There's no one here, the gardener is gone.

Ain't talking, just walking
Up the road, around the bend.
Heart burning, still yearning
In the last outback at the world's end.

“It’s a messed up world, but I love it anyway.”

Happy trials, Martin

Mutt:  Pressure’s on after a season off.
Jeff:  You mean we have to be funny again?
Mutt:  Again?
Jeff:  Okay, remember the time we were at the theme park. It was an extremely windy day, and the area sweeper (you know, the person with the small dustpan and broom you see in parks sweeping up the litter) was that small woman, Mary Lou (4'10", 90 pounds), who joked that she would have to put rocks in her shoes when she went outside to work.
Mutt:  Yeah, she used to say, “Now I weigh me down to sweep.”
Jeff:  Was that the same pert and perceptive young lady whose boyfriend is currently prospecting for oil somewhere in the Middle East?
Mutt:  The very same.
Jeff:  I heard she sent him a 'Get Well' card.
Mutt: And did you hear about the constipated composer?
Jeff:  Yeah.
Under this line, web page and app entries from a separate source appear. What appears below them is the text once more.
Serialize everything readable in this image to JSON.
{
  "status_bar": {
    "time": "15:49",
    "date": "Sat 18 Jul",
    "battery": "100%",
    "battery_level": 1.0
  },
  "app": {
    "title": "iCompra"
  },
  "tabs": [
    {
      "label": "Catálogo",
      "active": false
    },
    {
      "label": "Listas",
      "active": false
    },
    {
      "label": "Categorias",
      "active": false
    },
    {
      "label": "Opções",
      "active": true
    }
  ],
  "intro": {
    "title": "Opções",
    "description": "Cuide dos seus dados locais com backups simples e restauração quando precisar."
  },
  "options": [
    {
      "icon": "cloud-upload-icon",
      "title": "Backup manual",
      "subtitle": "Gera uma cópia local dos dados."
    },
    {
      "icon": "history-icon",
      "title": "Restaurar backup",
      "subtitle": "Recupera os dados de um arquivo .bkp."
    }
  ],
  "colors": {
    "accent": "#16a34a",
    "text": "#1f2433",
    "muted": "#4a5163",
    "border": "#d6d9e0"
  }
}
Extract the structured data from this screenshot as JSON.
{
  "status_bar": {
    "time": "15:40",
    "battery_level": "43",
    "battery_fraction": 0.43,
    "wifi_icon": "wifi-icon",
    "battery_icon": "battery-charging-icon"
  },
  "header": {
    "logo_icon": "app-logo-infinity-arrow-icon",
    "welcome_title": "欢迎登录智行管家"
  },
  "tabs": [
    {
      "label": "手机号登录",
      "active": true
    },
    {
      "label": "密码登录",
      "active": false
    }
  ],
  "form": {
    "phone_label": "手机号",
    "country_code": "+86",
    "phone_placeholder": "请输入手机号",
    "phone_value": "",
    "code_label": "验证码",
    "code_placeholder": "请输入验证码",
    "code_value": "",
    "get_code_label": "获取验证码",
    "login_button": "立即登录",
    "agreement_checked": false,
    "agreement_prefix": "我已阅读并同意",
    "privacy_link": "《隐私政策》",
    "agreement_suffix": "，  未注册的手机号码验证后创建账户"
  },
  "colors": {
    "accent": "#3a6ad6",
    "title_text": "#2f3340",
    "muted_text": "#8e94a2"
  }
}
He couldn't finish the last movement.
Mutt:  Question: If you dream in vivid colors, is that a pigment of your imagination?
Jeff:  So what happens when you play country music backwards?
Mutt:  I know this, I know this. You get your wife back, you get your house back, you get your job back, you get your car back, etc.
Jeff:  Did you hear about the optometrist who fell into a lens grinder and made a spectacle of himself?
Mutt:  You know, my friend, I’m exhausted from doing nothing.
Jeff:  Me too. I get enough exercise just by pushing my luck.